HMRC cracks down on Royal Wedding entrepreneurs

24 May 2018

HM Revenue & Customs to scour newspaper adverts and online sites in search of entrepreneurs capitalising on the Royal Wedding.

All eyes were on Windsor on Saturday 19 May 2018 when Prince Harry and Ms Meghan Markle married at St George’s Chapel, Windsor Castle. And, with an estimated 110,000 people visiting the town on the day, arriving by car, train, bus, boat, on foot and by bike, there was plenty for entrepreneurs to get excited about.

From individuals renting out their homes and parking spaces, to food and drink vendors, and people selling souvenirs and wedding memorabilia, Britain's entrepreneurial spirit came out in full force for the weekend, a fact that has not gone unnoticed by HMRC.  

According to reports, the Revenue is now using their sophisticated software programme called 'Connect' to search through eBay accounts, and Airbnb and rental advertisements in local papers, all in search of people who earned money from the Royal Wedding celebrations.

Whilst a "trading allowance" enables UK residents to earn money tax-free up to a limit of £1,000 for selling their products online (Airbnb property rentals, freelance services etc.), as well as products outside their homes, such as food and drink served from their garage, for example, any money earned over that amount is taxable.

Then there's also "Rent a Room" relief, which exempts from tax, gross rents up to £7,500, where rooms within a taxpayer’s main residence are rented out.

Anything else, HMRC will be investigating in an attempt to track down all Royal Wedding entrepreneurs to ensure they pay their taxes.

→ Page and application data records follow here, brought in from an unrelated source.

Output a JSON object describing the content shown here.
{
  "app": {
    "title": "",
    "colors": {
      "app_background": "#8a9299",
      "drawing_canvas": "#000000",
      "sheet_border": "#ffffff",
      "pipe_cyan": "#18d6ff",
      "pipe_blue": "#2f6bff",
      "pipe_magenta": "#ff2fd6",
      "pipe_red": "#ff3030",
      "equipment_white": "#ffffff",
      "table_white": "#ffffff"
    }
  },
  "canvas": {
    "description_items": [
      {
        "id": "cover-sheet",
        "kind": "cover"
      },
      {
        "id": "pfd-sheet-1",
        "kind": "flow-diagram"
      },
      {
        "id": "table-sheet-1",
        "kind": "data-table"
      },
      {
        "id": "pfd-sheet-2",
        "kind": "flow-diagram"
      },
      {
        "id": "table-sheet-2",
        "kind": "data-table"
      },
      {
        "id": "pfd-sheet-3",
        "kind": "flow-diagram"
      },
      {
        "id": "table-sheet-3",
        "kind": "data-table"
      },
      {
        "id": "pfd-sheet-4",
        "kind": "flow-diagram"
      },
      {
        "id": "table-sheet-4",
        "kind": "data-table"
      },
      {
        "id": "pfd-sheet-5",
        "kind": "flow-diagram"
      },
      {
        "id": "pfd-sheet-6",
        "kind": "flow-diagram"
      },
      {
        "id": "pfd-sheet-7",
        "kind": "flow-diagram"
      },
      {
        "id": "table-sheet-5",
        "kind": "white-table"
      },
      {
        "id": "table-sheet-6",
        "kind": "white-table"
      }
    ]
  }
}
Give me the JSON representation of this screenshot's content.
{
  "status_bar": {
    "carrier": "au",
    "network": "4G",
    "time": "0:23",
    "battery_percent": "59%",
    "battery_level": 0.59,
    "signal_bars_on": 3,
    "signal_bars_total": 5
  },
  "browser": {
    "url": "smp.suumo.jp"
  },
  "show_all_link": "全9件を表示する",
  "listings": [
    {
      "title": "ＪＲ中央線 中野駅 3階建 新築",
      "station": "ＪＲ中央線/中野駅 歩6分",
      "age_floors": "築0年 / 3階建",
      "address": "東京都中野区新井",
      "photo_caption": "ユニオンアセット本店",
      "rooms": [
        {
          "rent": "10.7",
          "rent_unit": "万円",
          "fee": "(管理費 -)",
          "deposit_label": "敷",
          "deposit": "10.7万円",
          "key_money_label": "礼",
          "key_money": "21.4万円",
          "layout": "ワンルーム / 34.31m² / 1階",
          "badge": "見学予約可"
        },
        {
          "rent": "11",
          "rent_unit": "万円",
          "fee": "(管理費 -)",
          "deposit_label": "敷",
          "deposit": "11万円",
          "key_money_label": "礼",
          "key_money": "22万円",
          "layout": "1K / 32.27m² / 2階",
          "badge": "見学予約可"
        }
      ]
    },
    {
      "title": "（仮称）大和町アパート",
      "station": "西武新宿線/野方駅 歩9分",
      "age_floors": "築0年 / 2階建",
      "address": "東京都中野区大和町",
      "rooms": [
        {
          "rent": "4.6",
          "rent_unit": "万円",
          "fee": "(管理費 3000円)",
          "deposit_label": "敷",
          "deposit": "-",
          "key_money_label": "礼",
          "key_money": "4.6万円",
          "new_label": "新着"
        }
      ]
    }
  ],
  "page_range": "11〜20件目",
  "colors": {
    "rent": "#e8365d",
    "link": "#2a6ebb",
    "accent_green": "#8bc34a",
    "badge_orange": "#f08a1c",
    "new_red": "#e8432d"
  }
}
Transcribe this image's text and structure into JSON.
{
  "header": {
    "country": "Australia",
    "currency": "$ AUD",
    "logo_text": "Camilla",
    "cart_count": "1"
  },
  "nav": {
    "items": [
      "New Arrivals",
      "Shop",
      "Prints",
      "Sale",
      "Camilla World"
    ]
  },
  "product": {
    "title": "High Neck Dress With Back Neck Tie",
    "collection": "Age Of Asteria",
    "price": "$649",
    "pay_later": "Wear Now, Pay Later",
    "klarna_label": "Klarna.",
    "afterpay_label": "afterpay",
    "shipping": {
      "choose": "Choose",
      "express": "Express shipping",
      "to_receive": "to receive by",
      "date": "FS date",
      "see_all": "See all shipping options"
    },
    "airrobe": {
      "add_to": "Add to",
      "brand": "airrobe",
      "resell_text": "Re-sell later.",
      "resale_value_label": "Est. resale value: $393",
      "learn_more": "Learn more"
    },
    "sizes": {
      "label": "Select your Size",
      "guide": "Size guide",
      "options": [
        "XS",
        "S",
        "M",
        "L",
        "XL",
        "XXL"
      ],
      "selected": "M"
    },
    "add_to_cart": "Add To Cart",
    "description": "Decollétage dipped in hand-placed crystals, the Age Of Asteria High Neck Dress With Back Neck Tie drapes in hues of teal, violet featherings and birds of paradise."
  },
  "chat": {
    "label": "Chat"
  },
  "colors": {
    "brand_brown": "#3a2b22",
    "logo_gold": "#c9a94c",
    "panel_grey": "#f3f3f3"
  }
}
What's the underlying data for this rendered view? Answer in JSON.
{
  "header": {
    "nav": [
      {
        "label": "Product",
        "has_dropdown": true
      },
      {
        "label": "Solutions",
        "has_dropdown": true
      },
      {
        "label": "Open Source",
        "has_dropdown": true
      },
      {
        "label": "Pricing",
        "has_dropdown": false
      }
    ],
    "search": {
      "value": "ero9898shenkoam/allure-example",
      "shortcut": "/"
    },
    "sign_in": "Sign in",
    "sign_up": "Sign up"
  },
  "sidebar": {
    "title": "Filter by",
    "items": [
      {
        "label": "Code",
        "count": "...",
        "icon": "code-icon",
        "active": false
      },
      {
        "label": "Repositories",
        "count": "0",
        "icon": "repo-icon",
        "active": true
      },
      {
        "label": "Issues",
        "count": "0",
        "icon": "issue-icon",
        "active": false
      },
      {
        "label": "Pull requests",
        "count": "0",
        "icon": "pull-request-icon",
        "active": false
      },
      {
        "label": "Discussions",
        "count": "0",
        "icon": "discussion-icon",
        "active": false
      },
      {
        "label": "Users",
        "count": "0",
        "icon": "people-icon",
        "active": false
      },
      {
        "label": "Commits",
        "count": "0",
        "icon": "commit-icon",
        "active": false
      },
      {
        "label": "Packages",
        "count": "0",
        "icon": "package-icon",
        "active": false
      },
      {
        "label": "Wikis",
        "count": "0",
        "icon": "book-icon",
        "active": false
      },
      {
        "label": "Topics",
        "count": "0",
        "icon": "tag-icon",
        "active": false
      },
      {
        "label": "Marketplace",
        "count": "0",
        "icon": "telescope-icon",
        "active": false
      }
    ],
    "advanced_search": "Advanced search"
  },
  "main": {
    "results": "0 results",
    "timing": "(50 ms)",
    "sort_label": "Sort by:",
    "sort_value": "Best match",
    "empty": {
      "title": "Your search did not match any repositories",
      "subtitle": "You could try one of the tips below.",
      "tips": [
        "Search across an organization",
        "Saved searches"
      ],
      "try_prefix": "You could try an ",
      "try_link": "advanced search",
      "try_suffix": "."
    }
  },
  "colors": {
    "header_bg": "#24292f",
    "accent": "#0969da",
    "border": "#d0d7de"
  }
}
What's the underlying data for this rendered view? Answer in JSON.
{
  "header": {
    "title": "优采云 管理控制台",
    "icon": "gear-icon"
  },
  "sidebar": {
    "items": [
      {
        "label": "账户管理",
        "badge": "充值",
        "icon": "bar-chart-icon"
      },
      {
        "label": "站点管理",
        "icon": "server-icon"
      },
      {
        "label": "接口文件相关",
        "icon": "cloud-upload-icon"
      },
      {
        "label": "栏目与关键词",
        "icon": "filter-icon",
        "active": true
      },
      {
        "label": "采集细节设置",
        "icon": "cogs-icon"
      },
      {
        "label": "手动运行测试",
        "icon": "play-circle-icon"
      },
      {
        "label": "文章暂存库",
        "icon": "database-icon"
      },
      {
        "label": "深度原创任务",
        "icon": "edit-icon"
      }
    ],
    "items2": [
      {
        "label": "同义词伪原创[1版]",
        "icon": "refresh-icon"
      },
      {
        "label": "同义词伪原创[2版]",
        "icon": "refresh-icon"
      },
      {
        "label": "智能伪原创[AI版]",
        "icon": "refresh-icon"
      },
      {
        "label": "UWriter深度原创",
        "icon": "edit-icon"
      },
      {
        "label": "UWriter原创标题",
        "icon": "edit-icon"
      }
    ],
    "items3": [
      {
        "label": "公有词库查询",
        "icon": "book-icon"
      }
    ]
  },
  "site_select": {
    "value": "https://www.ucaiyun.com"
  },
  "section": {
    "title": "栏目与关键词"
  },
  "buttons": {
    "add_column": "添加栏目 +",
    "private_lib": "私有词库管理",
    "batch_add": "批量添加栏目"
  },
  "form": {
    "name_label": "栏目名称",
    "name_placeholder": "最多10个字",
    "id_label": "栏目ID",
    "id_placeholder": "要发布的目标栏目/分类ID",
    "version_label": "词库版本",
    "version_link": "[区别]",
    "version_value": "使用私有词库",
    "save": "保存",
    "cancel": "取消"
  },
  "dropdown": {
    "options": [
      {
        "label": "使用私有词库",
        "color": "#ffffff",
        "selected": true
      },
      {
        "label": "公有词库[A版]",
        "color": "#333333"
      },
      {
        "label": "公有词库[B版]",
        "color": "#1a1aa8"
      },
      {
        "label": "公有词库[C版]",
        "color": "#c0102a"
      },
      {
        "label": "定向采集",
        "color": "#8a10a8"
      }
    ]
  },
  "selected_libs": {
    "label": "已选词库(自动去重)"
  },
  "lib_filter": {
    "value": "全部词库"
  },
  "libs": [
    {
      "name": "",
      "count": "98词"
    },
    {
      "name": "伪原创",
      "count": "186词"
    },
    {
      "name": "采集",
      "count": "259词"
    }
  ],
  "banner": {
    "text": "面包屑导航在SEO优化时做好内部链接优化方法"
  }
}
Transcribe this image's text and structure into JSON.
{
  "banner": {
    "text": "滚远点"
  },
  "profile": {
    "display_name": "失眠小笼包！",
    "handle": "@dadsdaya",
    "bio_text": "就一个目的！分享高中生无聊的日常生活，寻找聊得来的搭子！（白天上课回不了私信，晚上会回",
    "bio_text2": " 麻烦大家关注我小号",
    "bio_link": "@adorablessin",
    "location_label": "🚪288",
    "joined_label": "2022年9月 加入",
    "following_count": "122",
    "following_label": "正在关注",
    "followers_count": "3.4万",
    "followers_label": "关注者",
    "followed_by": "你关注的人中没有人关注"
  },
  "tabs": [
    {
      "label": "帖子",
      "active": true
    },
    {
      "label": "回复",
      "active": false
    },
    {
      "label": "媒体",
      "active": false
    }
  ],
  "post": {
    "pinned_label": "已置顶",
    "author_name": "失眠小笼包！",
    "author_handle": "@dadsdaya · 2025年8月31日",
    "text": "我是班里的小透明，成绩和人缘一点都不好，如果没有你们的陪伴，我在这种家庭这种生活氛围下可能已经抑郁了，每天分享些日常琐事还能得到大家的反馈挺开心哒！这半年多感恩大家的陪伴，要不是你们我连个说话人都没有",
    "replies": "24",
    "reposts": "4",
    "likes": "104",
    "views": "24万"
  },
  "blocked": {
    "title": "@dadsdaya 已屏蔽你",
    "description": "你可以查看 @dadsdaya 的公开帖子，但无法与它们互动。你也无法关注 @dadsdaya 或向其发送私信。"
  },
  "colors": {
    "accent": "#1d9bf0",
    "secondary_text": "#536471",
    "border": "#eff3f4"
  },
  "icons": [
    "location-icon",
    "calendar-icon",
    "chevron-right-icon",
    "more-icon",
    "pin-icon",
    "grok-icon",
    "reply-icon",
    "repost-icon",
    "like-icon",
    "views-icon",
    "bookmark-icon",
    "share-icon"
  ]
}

If you are concerned about a tax enquiry into your affairs, worried that you may have possibly under declared or, worse still, you are already under enquiry, our tax specialists, some of whom are former HMRC Inspector of Taxes, are well versed in dealing with all types of tax issues.
 
We are also readily available to oversee HMRC disputes on your behalf, as well as to represent clients in appeal proceedings before the Tax Tribunal. In some situations, we can also offer professional fee protection insurance, so the costs are covered in whole or in part.
 
For more information and to discuss how we can ensure your tax affairs are as efficient as possible to fit your circumstances, contact Paul Attridge your usual Beavis Morgan Partner.